We are wiser now. That is, in a parallel course to the development of industrialism, we have learned how to farm sustainably, relearning how to work with biological relationships, as the Native Americans had understood. Here the principles of ecology can be applied to human ecology as much as to agriculture: in the words of Sir Alfred Howard in his Agricultural Testament, that bible of organic farming: “to look at the wheel of life as one great subject and not as if it were a patchwork of unrelated things.”
The wheel of life.
I know that not all wounds can be healed. But watching youth crews go to work on that piece of land the way the body’s cells go to work to heal a wound– to repair a broken food system and an economic system, to create an alternative to a culture of couch sitting—I can hold before me an image of what it will mean for people to take care of one another, as we will have to do. We are discovering the meaning of resilience and finding a way to be useful. It is the best image I have to hang onto that suggests we might endure.

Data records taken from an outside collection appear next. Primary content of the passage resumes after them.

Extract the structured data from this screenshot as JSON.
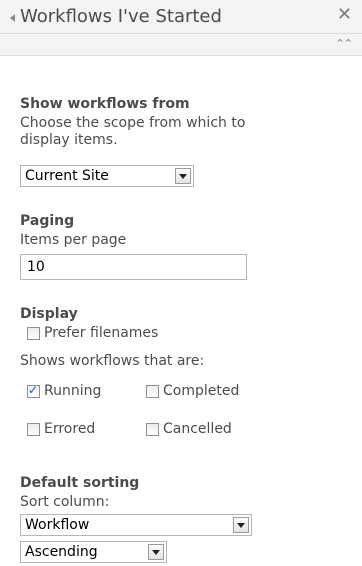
{
  "header": {
    "title": "Workflows I've Started",
    "close_glyph": "✕",
    "collapse_glyph": "⌃⌃"
  },
  "scope": {
    "title": "Show workflows from",
    "description_line1": "Choose the scope from which to",
    "description_line2": "display items.",
    "selected": "Current Site"
  },
  "paging": {
    "title": "Paging",
    "label": "Items per page",
    "value": "10"
  },
  "display": {
    "title": "Display",
    "prefer_filenames": {
      "label": "Prefer filenames",
      "checked": false
    },
    "shows_label": "Shows workflows that are:",
    "statuses": [
      {
        "label": "Running",
        "checked": true
      },
      {
        "label": "Completed",
        "checked": false
      },
      {
        "label": "Errored",
        "checked": false
      },
      {
        "label": "Cancelled",
        "checked": false
      }
    ]
  },
  "sorting": {
    "title": "Default sorting",
    "label": "Sort column:",
    "column": "Workflow",
    "order": "Ascending"
  }
}
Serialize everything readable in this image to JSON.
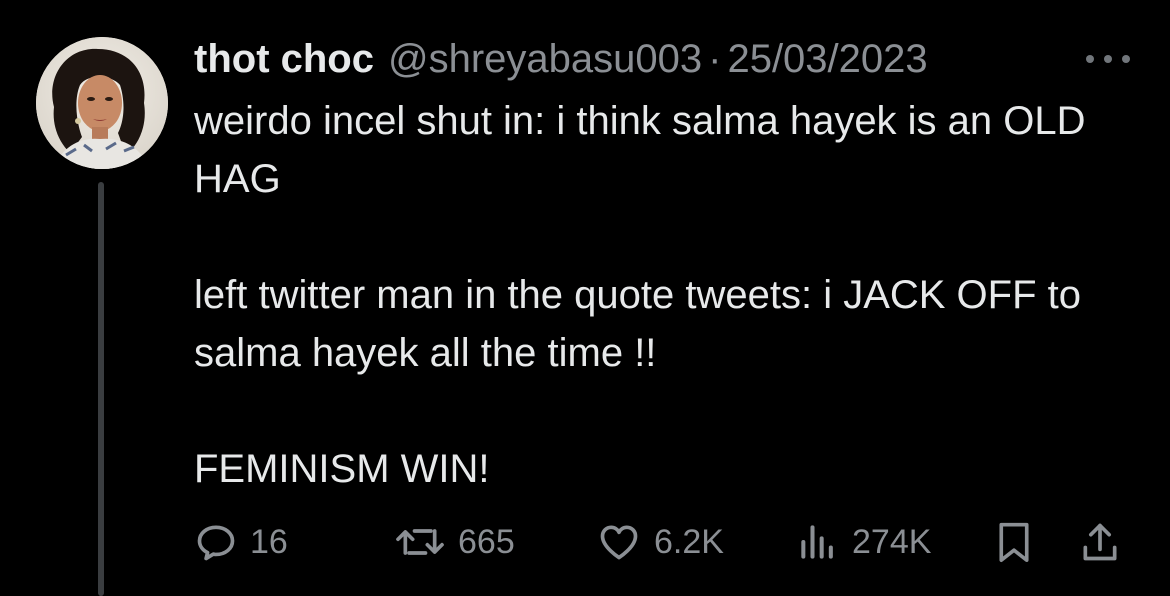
{
  "tweet": {
    "display_name": "thot choc",
    "handle": "@shreyabasu003",
    "separator": "·",
    "date": "25/03/2023",
    "paragraphs": [
      "weirdo incel shut in: i think salma hayek is an OLD HAG",
      "left twitter man in the quote tweets: i JACK OFF to salma hayek all the time !!",
      "FEMINISM WIN!"
    ]
  },
  "actions": {
    "replies": "16",
    "retweets": "665",
    "likes": "6.2K",
    "views": "274K"
  },
  "icons": {
    "reply": "reply-icon",
    "retweet": "retweet-icon",
    "like": "heart-icon",
    "views": "views-chart-icon",
    "bookmark": "bookmark-icon",
    "share": "share-icon",
    "more": "more-icon"
  },
  "colors": {
    "background": "#000000",
    "primary_text": "#e7e9ea",
    "secondary_text": "#8b8f94",
    "thread_line": "#3a3d40"
  }
}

And now, I am ever conscious that under the rules of the new America, neither Fosia nor Nafia nor Dalib would be admitted here. The Rohingya, Zuti and Rosie among them, who came here because they were persecuted as Muslims, now find themselves in another country hostile to followers of Islam. I am also ever conscious of, and deeply troubled by, the truth that it is rural America that has embraced these policies – a rural American that is so badly in need of a healthy infusion of Corps thinking, its diversity and generosity, as well as a WORD discussion at every table.
The following spring, I volunteer to help plant onion seedlings with the Winooski group one afternoon. Many of them are returning for their second or third year, but there are new faces among them. Crouched down over the ground, we loosen the clumps of clay soil and press the young onions into the earth. When we have planted nearly three quarters of the row, about the length of a long city block, crew leader Nicole Mitchell thanks the group for their hard work and tells them they can take a break before their bus arrives to take them home. “You don’t have to stay,” she says, “but I’d really appreciate it if some of you volunteered to help me to finish this row.” Most of them – and all the boys – vanish before I can even turn around, but three of the girls have volunteered to stay. Rosie and Zuti are among them, whom I met that day in the Hay Mow, the ones who explained to me so kindly about Ramadan.
When we reach the end of the row, Nicole thanks us and then urges the girls to hurry off to catch their bus home. I watch the two of them run down along the rows of tender young onion shoots standing upright in their new beds, their long skirts and headscarves flowing, until they disappear behind the Monitor Barn, its one hundred year old weather vane swinging in the wind, the green hills swelling with new life in the distance.